Before we could pull ourselves away, Security came through the building. They were shutting the company down and evacuating the building-- no one could stay behind. Across the street and down a couple of blocks from our building looms a tall, forbidding, fortress-like structure that until a few months before had housed the National Ground Intelligence Center for the US Army. Among other things, it tracked all of the air traffic for the country. Clearly the air traffic was under attack, and no one knew yet who was behind it or how current their intelligence might be. If whoever it was decided to do something to sabotage Army intelligence under such an attack, the NGIC would be a high-value target. Did the enemy know that the building on the edge of the Downtown Mall no longer housed this agency? Who knew? But all of the businesses in the area were advised to evacuate. Quickly.
I shut everything down and left. I went to the blood center to donate blood, but was turned away. The wait was over 2 hours and they were telling people to come back the next day. I headed home and called my parents, who were already watching, then Karen and Marcy who both live in Northern Virginia to see if they had gotten home safely. For the rest of the day I mostly laid on the sofa with my cats and watched the news, horrified, terrified, sad, angry. My only conscious thought, which I knew I would eventually soften, was, "Kill them. Kill them all and let God sort them out."

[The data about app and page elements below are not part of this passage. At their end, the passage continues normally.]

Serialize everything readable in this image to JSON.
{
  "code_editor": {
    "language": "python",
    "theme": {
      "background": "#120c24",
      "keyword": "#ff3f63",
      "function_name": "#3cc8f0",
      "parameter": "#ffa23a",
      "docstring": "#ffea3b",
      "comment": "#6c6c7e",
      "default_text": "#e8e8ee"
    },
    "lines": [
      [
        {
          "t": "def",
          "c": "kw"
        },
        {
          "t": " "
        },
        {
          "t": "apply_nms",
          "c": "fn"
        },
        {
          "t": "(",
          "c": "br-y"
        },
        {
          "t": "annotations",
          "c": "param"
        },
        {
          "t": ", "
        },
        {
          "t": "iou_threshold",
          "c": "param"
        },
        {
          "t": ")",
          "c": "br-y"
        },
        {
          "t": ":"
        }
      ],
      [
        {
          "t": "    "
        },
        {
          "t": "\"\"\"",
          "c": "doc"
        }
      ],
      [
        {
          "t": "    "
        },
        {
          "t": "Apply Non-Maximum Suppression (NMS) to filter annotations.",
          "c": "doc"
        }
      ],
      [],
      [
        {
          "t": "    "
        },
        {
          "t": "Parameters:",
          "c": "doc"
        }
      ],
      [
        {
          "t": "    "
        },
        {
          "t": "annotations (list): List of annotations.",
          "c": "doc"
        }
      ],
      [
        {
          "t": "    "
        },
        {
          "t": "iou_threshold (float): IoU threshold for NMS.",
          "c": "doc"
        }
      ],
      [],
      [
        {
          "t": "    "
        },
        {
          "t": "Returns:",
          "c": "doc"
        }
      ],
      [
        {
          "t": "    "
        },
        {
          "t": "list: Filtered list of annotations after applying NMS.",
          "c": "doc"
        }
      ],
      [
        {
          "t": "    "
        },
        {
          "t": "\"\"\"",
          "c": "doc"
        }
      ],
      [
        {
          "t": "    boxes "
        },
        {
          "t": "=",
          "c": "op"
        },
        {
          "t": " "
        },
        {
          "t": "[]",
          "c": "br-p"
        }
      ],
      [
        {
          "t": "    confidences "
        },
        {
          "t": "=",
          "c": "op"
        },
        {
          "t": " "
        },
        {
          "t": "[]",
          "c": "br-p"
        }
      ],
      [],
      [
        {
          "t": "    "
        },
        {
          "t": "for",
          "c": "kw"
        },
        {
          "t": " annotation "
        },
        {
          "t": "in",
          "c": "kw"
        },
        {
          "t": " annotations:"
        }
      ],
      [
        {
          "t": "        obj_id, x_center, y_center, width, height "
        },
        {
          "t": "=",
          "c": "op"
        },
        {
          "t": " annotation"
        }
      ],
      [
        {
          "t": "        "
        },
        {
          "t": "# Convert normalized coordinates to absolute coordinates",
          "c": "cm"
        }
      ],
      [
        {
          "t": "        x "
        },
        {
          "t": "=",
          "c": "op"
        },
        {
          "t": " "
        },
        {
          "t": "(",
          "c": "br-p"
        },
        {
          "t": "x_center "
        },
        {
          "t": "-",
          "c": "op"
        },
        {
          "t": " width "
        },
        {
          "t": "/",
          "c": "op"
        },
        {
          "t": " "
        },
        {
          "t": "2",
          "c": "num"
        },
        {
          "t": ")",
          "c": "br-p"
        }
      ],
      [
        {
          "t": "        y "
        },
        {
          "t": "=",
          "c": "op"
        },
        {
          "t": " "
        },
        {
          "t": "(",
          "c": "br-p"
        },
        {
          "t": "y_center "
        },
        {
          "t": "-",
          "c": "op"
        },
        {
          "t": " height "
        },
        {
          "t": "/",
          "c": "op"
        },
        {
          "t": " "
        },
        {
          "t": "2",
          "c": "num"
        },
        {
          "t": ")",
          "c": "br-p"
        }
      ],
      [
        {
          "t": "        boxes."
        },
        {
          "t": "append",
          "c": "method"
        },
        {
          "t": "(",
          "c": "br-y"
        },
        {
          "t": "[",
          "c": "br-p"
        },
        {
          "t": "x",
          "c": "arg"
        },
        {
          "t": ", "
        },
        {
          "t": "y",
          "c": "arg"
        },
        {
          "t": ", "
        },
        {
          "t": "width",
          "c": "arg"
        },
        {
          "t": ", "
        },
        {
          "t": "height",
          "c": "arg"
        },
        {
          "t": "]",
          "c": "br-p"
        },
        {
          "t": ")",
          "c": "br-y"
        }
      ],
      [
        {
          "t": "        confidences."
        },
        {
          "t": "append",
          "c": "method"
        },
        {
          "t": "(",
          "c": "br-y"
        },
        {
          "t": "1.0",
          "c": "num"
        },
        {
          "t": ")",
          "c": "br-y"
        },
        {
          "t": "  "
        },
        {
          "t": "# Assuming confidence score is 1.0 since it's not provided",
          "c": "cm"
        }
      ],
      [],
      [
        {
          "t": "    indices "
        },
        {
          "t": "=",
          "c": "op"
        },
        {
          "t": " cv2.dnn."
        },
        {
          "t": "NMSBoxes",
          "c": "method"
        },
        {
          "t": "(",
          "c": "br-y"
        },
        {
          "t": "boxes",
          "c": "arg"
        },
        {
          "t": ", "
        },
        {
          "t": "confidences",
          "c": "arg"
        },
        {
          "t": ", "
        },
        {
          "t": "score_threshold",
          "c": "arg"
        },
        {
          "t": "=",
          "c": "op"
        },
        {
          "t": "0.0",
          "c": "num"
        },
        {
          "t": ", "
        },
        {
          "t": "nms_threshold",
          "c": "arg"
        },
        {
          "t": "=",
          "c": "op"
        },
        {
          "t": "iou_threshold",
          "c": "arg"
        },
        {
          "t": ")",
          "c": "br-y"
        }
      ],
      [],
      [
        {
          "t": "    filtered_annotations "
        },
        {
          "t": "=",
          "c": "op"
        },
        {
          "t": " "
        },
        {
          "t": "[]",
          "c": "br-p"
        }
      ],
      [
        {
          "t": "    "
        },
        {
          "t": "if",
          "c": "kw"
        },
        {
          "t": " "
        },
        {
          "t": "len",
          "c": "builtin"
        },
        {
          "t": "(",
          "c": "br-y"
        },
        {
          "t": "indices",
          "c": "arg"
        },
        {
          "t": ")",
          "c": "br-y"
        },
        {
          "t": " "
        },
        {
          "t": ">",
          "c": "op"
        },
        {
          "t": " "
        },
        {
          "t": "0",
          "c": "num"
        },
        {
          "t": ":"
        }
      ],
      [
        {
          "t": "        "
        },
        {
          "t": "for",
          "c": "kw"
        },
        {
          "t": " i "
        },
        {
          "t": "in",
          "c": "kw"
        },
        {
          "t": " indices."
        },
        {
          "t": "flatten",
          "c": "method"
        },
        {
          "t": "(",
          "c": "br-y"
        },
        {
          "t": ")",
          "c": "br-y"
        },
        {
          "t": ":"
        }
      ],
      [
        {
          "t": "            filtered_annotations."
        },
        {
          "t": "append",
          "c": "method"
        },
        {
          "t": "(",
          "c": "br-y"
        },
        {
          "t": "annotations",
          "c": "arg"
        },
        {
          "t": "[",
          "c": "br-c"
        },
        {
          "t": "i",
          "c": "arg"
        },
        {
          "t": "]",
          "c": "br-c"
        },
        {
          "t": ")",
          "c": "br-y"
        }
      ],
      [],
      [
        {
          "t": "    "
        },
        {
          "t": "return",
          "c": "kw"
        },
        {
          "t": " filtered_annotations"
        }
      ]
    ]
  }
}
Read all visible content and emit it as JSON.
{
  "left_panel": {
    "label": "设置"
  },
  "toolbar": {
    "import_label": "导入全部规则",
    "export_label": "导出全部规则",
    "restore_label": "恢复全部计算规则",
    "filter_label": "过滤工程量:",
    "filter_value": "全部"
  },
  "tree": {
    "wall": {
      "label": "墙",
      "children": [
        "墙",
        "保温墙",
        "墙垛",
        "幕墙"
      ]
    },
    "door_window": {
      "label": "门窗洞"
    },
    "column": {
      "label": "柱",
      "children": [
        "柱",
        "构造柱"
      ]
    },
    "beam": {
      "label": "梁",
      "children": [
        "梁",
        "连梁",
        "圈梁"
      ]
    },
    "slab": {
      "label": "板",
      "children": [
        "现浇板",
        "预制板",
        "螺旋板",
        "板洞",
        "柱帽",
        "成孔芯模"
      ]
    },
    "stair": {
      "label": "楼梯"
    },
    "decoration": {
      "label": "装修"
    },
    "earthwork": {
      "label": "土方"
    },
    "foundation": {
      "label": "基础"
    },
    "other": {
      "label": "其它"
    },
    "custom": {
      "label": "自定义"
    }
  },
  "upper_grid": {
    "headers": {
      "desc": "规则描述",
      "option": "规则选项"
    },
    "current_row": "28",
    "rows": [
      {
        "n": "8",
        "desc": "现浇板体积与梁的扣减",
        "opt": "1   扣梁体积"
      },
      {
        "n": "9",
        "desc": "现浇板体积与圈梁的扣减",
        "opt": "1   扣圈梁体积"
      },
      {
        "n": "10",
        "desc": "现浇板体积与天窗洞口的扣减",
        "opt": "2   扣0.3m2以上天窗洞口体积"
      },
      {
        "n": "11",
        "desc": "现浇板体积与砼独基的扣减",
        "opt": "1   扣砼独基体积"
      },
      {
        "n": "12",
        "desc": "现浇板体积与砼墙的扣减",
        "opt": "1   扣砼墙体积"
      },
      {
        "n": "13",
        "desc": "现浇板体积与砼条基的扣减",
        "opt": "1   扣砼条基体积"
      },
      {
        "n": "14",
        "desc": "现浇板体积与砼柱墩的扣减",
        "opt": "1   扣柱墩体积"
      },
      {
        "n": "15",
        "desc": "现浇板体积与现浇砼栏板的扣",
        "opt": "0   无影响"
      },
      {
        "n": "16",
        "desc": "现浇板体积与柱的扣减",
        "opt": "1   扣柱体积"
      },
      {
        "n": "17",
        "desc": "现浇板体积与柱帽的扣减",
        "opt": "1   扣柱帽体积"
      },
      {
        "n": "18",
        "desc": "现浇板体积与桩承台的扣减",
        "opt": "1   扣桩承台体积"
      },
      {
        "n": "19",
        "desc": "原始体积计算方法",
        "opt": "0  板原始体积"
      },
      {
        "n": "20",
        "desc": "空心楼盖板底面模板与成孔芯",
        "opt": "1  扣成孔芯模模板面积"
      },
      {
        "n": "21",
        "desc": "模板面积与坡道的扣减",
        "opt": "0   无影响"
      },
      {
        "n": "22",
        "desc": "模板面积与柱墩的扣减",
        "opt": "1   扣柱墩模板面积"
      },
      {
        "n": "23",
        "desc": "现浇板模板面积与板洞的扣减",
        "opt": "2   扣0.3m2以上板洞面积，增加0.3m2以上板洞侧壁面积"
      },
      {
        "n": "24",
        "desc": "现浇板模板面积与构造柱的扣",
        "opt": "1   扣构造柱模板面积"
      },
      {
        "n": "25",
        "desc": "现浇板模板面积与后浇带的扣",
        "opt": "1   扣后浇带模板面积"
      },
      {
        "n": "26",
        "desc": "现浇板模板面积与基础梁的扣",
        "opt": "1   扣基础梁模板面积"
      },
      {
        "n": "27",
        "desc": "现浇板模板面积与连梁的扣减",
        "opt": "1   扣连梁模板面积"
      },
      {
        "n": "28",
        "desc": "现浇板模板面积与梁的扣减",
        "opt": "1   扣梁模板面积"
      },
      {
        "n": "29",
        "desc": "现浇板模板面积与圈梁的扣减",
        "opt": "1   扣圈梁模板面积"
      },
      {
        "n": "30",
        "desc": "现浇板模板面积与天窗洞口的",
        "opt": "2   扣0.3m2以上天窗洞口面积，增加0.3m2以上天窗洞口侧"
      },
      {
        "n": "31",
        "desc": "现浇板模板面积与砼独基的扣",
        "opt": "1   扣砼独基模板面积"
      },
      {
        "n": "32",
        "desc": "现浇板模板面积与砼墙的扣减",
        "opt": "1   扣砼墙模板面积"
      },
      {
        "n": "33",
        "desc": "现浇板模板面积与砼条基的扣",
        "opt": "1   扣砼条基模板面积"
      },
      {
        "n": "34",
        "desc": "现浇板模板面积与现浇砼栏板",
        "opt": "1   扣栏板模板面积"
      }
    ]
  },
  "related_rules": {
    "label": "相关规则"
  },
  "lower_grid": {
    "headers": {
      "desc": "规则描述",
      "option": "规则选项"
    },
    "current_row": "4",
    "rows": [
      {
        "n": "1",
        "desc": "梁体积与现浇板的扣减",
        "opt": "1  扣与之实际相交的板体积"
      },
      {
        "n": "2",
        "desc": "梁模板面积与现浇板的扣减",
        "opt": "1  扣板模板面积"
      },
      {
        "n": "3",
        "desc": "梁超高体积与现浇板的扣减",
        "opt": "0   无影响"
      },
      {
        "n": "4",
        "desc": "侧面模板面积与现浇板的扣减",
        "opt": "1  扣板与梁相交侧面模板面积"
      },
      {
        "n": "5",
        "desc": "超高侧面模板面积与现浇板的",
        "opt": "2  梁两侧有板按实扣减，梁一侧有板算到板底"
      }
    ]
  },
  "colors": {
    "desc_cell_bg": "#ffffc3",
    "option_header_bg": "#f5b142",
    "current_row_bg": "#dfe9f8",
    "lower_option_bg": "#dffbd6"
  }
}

It wasn't a hot and angry response. It was a cold and furious one.
It turned out that Kristen's parents were fine. They had just taken off when the pilot came over the speakers and told them that they were turning around and landing the plane. I don't know how much explanation they got until they landed. Not long afterwards, Kristen decided to leave Charlottesville and move back to Pennsylvania to be closer to her family and to get her MLS so that she could become a law librarian.
Rachael's family was also fine, although her sister in Tribeca had to move out for awhile until power and services were fully restored.
Our IT folks all landed safely, but could get no further than Dayton. They finally rented a car and drove back to Charlottesville, arriving sometime Tuesday evening.
Unfortunately, two of our coworkers were not so lucky. Two Reed Elsevier employees from the New York office were on one of the flights that hit the WTC. The company devoted a memorial to them and has a scholarship fund in their names.
Over the next couple of days, the thing I remember the most is the expressions of sympathy and grief that came from around the world. Someone on the web compiled a collection of photos and it can still make me well up. It was so beautiful, and so humbling, to see the tributes outside of American embassies and consulate offices around the world--not the official expressions, but the heartfelt tributes from everyday people who wanted all of us Americans to know that we were not alone. It was all meaningful and touching, and I hope that they all know that.
This was also President Bush's one brief, shining moment. His speech at Ground Zero and later before the joint session of Congress were, sadly, the highlights of his presidency. He was never more articulate or more sincere than he was in those moments, which is one of the reasons that I hold him in such contempt. Clearly, he had the skills. He had it in him to be so much more than what he became. The fact that he squandered not only the national and international good will that poured out on him that day but also his own potential to rise up and be a genuine leader is disgusting. Sadly, for me that is going to be the epitaph of his entire administration: He could have been so much more.